What makes all Utopia Opera productions especially unique is the company’s Company Director, William Remmers. One can count on his engaging dialogue at the top of acts, intermissions and conclusions where a broad range of subject matter from world events, science fiction and pop culture weaves its way into relevance. Also the company’s conductor, his signature gallop to the podium is a crowd pleaser and one can always look forward to his theatrical participation while he effortlessly conducts his orchestra with occasional strokes that break the fourth wall. This particular work is a showcase for his dramatic abilities and without offering too much of a spoiler one can look forward to a tempo duel between himself and the Composer during the opening of the second act. His polymathic talents are probably one of the strongest reasons why this company attracts devoted patrons and now members of the Youthquake movement. There are two more performances on June 12th and 13th at 7:30 PM in the Lang Recital Hall at Hunter College in New York, NY. Tickets are $20 (a mere pittance for such great entertainment) and donations are gratefully accepted. While certain major opera company chiefs claim that opera is dying it most certainly is alive, healthy and evolving at Utopia Opera.

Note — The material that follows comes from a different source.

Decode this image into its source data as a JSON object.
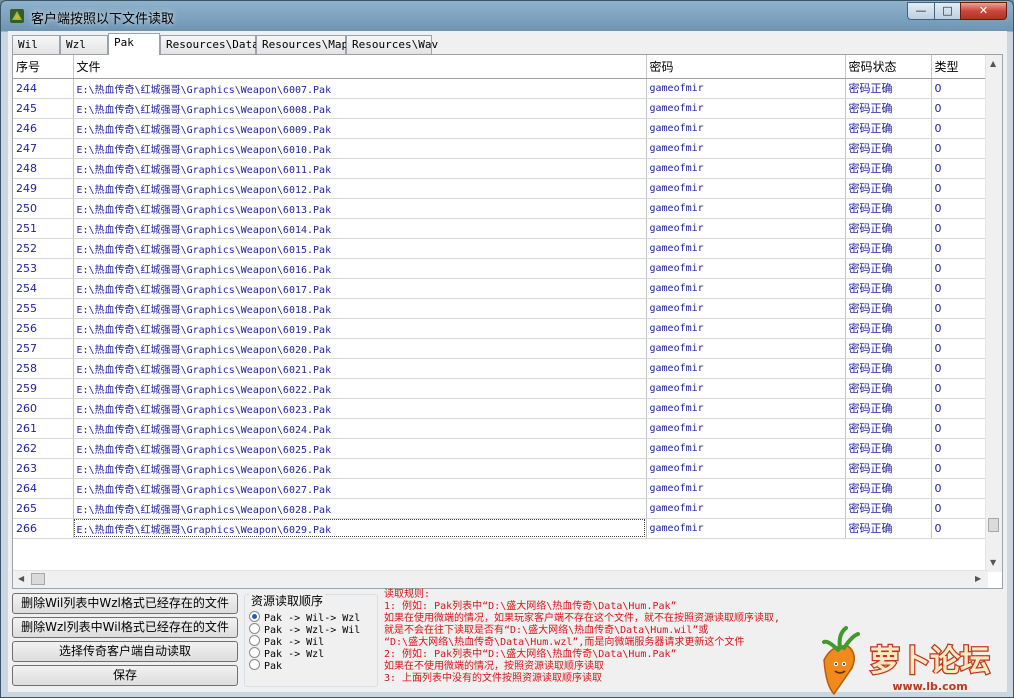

here - and relevance starts at 2:16. This fantastic Canadian television comedy - starring Paul Gross as Geoffrey Tennant, the Artistic Director of the New Burbage Theatre Festival - illustrates the agony, defeat and glory that comes with bringing great art to the public, funding it and keeping it alive while also offering a window into the actor’s world on and off of the stage. When the Executive Director hires what eventually seems to be an illicit marketing firm (Frog Hammer whose main representative is Sanjay Ranier) to run a publicity campaign to get young people interested in the theater all hell breaks loose. However the campaign surprisingly works and comes to fruition in this episode. (Individual episodes as well as the entire series can be found at Amazon.com.)

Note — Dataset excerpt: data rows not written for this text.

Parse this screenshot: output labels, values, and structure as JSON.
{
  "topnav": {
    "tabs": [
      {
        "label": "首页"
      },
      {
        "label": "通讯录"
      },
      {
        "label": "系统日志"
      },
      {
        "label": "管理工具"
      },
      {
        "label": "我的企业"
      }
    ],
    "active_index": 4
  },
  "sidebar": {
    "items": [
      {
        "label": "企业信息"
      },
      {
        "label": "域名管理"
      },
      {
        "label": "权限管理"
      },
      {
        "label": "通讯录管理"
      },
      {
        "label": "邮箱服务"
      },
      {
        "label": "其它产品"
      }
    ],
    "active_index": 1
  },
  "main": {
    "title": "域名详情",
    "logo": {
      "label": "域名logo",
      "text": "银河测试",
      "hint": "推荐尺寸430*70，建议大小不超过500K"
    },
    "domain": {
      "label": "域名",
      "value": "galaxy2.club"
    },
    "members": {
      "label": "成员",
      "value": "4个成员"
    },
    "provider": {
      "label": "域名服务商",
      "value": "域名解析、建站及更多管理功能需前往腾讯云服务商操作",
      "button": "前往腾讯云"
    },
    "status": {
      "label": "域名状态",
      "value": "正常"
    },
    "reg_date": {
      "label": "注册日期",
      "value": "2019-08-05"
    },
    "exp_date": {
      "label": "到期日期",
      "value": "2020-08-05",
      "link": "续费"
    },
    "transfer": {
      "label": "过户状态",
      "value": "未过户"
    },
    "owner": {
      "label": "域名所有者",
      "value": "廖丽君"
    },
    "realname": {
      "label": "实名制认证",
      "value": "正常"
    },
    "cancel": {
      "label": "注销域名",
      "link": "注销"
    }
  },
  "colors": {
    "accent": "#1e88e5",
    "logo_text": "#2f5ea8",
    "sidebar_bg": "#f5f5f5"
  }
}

“Geoffrey, there are young people out there gathering in the parking lot!”
Tami Swartz is occasionally a critic but more often an actress that also sings her lines (most recently doing that in Dallas Summer Musicals' production of The King and I). She currently resides in NYC with her husband, her pet plant Groot and her raccoon plush Oreo.